Unfortunately, the material he wrote for Us (even when his co-writers were luminaries such as Patrick Leonard, who had co-written extensively with Madonna on her True Blue album) simply wasn’t commercial enough to give him a hit. But he was an artist who was gradually developing with every album: as his voice grew stronger, so too did his song writing. The Eighties were effectively his musical apprenticeship, and in 1990 he released the self-penned I Promised Myself, an excellent single that should have been a major hit. It peaked at #50 (his last chart entry in Britain) and the album it was taken from, Move Until We Fly, was largely ignored. Again, his work fared better in Europe. His fourth and final studio album, the solid Whatever, Whenever, was his most accomplished effort. He co-wrote and co-produced every track, played bass, guitar, keyboard and percussion, and performed lead and backing vocals. Single We’ll Never Lose What We Have Found again ought to have been a hit, but the promotion of both it and the album was so low-key that this was hardly likely, despite the strength of the song. His deal with WEA at an end, Kamen’s recording career came to an abrupt end.

NEW SINGLES on sale from May. 16
GRADUATE (Tears For Fears) Ever Met A Day (Precision PAR104)
Gary NUMAN We Are Glass (Beggars Banquet BEG35)
The SPECIALS (Terry Hall) Rat Race (2-Tone CHSTT11)
Nick KAMEN Tell Me (WEA YZ184)
The STYLE COUNCIL Life At A Top People’s Health Farm (Polydor TSC15)


Leave a Reply

Fill in your details below or click an icon to log in: Logo

You are commenting using your account.
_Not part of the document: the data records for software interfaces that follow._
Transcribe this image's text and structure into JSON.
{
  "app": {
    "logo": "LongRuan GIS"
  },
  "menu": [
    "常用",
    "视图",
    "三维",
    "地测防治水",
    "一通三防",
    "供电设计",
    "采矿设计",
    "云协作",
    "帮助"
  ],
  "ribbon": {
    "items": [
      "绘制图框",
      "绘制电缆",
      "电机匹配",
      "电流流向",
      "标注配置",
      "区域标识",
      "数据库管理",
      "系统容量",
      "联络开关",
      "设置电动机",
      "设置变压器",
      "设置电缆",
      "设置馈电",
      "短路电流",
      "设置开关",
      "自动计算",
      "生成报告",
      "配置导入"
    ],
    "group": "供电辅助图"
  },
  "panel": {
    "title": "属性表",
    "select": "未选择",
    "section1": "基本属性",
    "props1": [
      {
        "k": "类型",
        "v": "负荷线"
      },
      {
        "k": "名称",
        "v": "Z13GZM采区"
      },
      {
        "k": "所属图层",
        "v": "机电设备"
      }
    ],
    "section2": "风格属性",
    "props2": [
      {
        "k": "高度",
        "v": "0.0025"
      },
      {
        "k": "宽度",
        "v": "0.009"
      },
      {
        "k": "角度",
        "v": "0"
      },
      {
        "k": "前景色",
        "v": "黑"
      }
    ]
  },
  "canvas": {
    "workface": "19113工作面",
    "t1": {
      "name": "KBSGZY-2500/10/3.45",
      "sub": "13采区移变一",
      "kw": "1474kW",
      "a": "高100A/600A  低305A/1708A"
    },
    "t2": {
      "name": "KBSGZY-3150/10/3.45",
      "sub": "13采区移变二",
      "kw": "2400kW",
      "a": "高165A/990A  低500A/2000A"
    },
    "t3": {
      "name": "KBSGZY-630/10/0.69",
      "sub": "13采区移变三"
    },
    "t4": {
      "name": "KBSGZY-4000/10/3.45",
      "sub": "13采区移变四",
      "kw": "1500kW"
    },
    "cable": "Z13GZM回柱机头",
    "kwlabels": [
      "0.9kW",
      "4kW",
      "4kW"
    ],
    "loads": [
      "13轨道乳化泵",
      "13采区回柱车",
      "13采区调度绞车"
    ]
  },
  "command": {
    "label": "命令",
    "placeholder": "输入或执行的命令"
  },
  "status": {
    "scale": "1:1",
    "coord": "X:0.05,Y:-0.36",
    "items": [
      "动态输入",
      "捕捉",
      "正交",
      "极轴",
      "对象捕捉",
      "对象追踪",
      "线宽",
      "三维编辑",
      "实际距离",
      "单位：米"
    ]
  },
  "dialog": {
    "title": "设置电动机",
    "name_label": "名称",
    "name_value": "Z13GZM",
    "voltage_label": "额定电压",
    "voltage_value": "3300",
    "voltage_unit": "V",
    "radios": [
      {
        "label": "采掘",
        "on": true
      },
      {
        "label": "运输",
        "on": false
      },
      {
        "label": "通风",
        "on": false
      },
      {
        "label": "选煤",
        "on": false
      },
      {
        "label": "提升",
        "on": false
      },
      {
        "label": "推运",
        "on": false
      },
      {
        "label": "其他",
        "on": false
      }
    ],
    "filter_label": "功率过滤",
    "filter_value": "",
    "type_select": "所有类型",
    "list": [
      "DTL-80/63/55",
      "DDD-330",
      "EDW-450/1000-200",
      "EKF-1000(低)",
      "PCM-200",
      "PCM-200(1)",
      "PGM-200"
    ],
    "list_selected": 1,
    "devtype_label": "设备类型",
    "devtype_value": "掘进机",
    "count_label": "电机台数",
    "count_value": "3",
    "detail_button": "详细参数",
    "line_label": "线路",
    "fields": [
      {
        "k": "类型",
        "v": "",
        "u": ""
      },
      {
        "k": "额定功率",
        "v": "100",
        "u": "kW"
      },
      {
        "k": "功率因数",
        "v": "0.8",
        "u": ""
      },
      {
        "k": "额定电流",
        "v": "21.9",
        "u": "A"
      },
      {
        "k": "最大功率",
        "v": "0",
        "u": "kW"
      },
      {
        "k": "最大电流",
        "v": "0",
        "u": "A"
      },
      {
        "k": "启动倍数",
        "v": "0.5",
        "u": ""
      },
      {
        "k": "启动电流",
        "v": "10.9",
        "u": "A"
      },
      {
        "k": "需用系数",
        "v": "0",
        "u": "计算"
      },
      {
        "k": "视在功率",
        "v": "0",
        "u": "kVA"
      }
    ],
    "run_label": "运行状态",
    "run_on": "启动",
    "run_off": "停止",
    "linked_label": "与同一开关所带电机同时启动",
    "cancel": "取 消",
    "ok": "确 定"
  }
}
Log Out /  Change )

Google+ photo

You are commenting using your Google+ account. Log Out /  Change )

Twitter picture

You are commenting using your Twitter account. Log Out /  Change )

Facebook photo

You are commenting using your Facebook account. Log Out /  Change )


Connecting to %s